By Andrew Green
JUBA (Reuters) - South Sudan accused Sudan's army on Friday of launching two separate attacks with planes and land troops on areas near their disputed border, in a new sign of friction between the former civil war foes.
Relations between the African neighbors hit a low when Sudan threatened last month to halt South Sudanese oil exports passing through the north unless Juba cut ties with rebels operating across the shared border. South Sudan denies any such links.
Both sides had agreed in March to set up a border buffer zone and resume cross-border oil flows in a bid to end hostilities after coming close to war in April 2012, in the worst violence since the South seceded two years ago.
The African Union is trying to defuse the oil showdown but mistrust remains deep between the neighbors, which fought one of Africa's oldest civil wars between 1983 and 2005.
South Sudan's army spokesman Philip Aguer said two Sudanese MiG warplanes had bombed military positions in the disputed Jau area on Wednesday, wounding four soldiers and two civilians.
He said Sudanese infantry troops had earlier that day pushed into Southern territory north of the Nile port of Renk in Upper Nile state, apparently to try to seize fertile land. South Sudan's army had repulsed the attack, Aguer added.
"This is a complete violation of all the agreements, mainly the security arrangements and the creation of a buffer zone," he said.
Sudan's military spokesman al-Sawarmi Khalid could not be immediately reached on Friday, a holiday in Sudan. Khartoum categorically denies attacking South Sudan but Reuters reporters have witnessed some attacks in the past.
Aguer said South Sudan was not planning a counter-attack. "Our soldiers are on maximum alert to be on self-defense, but will not react to these provocations," he said.
Much of the almost 2,000 km (1,300 mile) border is disputed.

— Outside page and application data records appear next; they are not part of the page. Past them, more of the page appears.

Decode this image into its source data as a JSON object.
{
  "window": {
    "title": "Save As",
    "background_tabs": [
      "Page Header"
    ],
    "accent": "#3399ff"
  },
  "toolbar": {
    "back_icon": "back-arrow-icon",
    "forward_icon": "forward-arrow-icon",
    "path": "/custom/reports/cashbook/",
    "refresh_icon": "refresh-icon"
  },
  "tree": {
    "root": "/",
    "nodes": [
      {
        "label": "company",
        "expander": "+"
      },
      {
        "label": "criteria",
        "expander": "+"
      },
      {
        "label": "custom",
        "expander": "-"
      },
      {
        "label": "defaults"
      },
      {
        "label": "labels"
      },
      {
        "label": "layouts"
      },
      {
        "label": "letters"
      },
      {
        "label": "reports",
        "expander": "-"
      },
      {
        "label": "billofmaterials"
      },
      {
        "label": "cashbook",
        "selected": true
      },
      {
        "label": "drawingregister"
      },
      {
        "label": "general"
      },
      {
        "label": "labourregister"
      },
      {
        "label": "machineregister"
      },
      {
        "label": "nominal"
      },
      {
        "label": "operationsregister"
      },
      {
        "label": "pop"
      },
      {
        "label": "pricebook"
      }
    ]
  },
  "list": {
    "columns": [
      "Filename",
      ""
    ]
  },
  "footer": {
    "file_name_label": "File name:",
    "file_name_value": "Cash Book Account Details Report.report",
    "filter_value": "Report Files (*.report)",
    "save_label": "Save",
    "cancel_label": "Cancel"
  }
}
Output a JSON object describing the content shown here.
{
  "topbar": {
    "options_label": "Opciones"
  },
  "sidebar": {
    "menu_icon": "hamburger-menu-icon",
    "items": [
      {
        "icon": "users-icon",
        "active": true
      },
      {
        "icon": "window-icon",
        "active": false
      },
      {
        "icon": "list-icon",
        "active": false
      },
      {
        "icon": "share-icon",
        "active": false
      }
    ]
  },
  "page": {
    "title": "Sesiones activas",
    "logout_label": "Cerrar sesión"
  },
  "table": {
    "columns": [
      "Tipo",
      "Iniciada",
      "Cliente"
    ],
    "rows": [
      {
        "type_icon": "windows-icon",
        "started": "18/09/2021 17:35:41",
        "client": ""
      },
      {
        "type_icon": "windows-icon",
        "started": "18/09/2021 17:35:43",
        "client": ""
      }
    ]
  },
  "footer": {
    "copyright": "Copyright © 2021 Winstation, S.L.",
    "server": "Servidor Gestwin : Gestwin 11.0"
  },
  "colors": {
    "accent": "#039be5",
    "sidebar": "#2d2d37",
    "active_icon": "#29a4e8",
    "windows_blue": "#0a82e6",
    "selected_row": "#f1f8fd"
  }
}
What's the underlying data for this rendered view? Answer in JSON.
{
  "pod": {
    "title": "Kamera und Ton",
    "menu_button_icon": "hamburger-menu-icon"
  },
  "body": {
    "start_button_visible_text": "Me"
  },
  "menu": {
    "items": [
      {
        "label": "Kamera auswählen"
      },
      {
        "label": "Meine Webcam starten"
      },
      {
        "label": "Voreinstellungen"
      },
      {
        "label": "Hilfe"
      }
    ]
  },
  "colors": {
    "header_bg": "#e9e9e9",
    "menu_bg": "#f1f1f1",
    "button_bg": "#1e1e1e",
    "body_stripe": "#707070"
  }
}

Jau is a particular hot spot because Khartoum believes rebels use the area to cross the unmarked boundary to stage attacks inside Sudan and retreat afterwards into the South.
In September, the rival Sudans agreed to recognize administrative borders used by former colonial power Britain at independence in 1956 and to pull their armies back 10 km (6 miles). However, the exact position of this line is disputed.
Sudan has said it will close the two cross-border pipelines by August unless support for rebels stops. But analysts doubt it will happen because Sudan needs pipeline fees from the South to stabilize its battered economy.
(Writing by Ulf Laessing; Editing by Mark Trevelyan)